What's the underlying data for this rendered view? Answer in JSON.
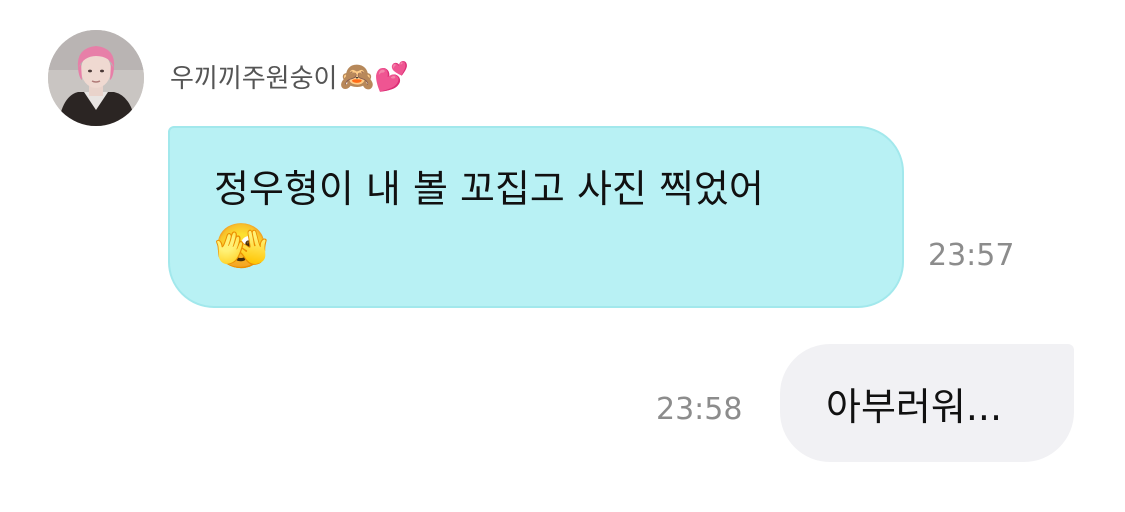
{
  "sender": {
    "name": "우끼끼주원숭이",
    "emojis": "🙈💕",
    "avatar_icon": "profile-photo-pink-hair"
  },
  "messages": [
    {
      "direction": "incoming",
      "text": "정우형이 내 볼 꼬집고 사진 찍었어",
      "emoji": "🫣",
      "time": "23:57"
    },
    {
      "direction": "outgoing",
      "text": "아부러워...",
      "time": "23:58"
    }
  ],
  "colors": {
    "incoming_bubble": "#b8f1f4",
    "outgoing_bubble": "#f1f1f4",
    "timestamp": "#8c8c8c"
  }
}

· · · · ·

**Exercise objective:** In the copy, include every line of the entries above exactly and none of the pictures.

**Your response:**
What's the underlying data for this rendered view? Answer in JSON.
{
  "sender": {
    "name": "우끼끼주원숭이",
    "emojis": "🙈💕",
    "avatar_icon": "profile-photo-pink-hair"
  },
  "messages": [
    {
      "direction": "incoming",
      "text": "정우형이 내 볼 꼬집고 사진 찍었어",
      "emoji": "🫣",
      "time": "23:57"
    },
    {
      "direction": "outgoing",
      "text": "아부러워...",
      "time": "23:58"
    }
  ],
  "colors": {
    "incoming_bubble": "#b8f1f4",
    "outgoing_bubble": "#f1f1f4",
    "timestamp": "#8c8c8c"
  }
}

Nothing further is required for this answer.